_TASK TO CARRY OUT_.
Write out all of the entries exactly, please.
>>>
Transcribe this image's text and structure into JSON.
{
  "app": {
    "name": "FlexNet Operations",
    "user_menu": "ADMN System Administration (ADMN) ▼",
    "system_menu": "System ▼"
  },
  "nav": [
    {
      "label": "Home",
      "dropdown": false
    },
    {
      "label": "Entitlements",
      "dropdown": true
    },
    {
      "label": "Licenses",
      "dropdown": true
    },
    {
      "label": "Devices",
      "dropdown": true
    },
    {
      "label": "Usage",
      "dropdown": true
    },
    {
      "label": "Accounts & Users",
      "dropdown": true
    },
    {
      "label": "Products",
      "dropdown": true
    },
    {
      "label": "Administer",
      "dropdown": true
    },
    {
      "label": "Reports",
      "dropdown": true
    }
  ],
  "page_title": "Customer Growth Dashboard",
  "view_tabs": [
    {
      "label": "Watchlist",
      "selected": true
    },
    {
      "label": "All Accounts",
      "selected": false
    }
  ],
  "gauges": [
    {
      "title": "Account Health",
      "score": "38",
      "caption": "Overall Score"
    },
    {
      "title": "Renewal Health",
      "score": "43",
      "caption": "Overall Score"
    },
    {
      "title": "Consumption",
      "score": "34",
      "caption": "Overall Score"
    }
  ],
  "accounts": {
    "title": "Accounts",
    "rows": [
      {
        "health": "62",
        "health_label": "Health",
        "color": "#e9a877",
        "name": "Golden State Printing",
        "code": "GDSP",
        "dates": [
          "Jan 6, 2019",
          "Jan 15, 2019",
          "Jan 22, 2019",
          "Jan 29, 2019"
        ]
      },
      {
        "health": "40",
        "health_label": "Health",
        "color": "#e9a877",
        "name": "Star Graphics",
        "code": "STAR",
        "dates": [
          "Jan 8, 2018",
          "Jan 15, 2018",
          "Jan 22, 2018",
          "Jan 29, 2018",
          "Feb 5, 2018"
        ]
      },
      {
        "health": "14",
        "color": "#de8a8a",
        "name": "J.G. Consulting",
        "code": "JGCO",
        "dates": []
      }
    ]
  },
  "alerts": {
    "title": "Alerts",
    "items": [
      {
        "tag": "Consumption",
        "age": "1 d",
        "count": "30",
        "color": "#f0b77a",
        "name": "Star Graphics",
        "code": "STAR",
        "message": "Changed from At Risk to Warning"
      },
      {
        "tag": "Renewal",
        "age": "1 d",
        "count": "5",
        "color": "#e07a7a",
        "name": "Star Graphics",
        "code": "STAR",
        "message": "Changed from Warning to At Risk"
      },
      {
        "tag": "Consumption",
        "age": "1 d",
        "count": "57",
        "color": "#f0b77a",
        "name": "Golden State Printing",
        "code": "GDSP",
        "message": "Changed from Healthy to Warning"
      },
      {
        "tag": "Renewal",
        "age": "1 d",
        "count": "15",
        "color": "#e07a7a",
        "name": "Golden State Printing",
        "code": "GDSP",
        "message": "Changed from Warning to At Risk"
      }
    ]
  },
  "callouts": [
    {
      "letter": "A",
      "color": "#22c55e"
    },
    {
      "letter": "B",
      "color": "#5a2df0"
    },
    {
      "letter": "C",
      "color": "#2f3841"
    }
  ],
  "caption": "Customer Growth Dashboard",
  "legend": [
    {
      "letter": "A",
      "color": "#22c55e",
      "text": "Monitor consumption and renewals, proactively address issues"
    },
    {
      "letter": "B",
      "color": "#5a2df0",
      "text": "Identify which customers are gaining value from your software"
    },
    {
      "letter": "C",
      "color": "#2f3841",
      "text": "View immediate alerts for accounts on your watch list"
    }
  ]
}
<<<
_TASK OUTPUT_.
Transcribe this image's text and structure into JSON.
{
  "app": {
    "name": "FlexNet Operations",
    "user_menu": "ADMN System Administration (ADMN) ▼",
    "system_menu": "System ▼"
  },
  "nav": [
    {
      "label": "Home",
      "dropdown": false
    },
    {
      "label": "Entitlements",
      "dropdown": true
    },
    {
      "label": "Licenses",
      "dropdown": true
    },
    {
      "label": "Devices",
      "dropdown": true
    },
    {
      "label": "Usage",
      "dropdown": true
    },
    {
      "label": "Accounts & Users",
      "dropdown": true
    },
    {
      "label": "Products",
      "dropdown": true
    },
    {
      "label": "Administer",
      "dropdown": true
    },
    {
      "label": "Reports",
      "dropdown": true
    }
  ],
  "page_title": "Customer Growth Dashboard",
  "view_tabs": [
    {
      "label": "Watchlist",
      "selected": true
    },
    {
      "label": "All Accounts",
      "selected": false
    }
  ],
  "gauges": [
    {
      "title": "Account Health",
      "score": "38",
      "caption": "Overall Score"
    },
    {
      "title": "Renewal Health",
      "score": "43",
      "caption": "Overall Score"
    },
    {
      "title": "Consumption",
      "score": "34",
      "caption": "Overall Score"
    }
  ],
  "accounts": {
    "title": "Accounts",
    "rows": [
      {
        "health": "62",
        "health_label": "Health",
        "color": "#e9a877",
        "name": "Golden State Printing",
        "code": "GDSP",
        "dates": [
          "Jan 6, 2019",
          "Jan 15, 2019",
          "Jan 22, 2019",
          "Jan 29, 2019"
        ]
      },
      {
        "health": "40",
        "health_label": "Health",
        "color": "#e9a877",
        "name": "Star Graphics",
        "code": "STAR",
        "dates": [
          "Jan 8, 2018",
          "Jan 15, 2018",
          "Jan 22, 2018",
          "Jan 29, 2018",
          "Feb 5, 2018"
        ]
      },
      {
        "health": "14",
        "color": "#de8a8a",
        "name": "J.G. Consulting",
        "code": "JGCO",
        "dates": []
      }
    ]
  },
  "alerts": {
    "title": "Alerts",
    "items": [
      {
        "tag": "Consumption",
        "age": "1 d",
        "count": "30",
        "color": "#f0b77a",
        "name": "Star Graphics",
        "code": "STAR",
        "message": "Changed from At Risk to Warning"
      },
      {
        "tag": "Renewal",
        "age": "1 d",
        "count": "5",
        "color": "#e07a7a",
        "name": "Star Graphics",
        "code": "STAR",
        "message": "Changed from Warning to At Risk"
      },
      {
        "tag": "Consumption",
        "age": "1 d",
        "count": "57",
        "color": "#f0b77a",
        "name": "Golden State Printing",
        "code": "GDSP",
        "message": "Changed from Healthy to Warning"
      },
      {
        "tag": "Renewal",
        "age": "1 d",
        "count": "15",
        "color": "#e07a7a",
        "name": "Golden State Printing",
        "code": "GDSP",
        "message": "Changed from Warning to At Risk"
      }
    ]
  },
  "callouts": [
    {
      "letter": "A",
      "color": "#22c55e"
    },
    {
      "letter": "B",
      "color": "#5a2df0"
    },
    {
      "letter": "C",
      "color": "#2f3841"
    }
  ],
  "caption": "Customer Growth Dashboard",
  "legend": [
    {
      "letter": "A",
      "color": "#22c55e",
      "text": "Monitor consumption and renewals, proactively address issues"
    },
    {
      "letter": "B",
      "color": "#5a2df0",
      "text": "Identify which customers are gaining value from your software"
    },
    {
      "letter": "C",
      "color": "#2f3841",
      "text": "View immediate alerts for accounts on your watch list"
    }
  ]
}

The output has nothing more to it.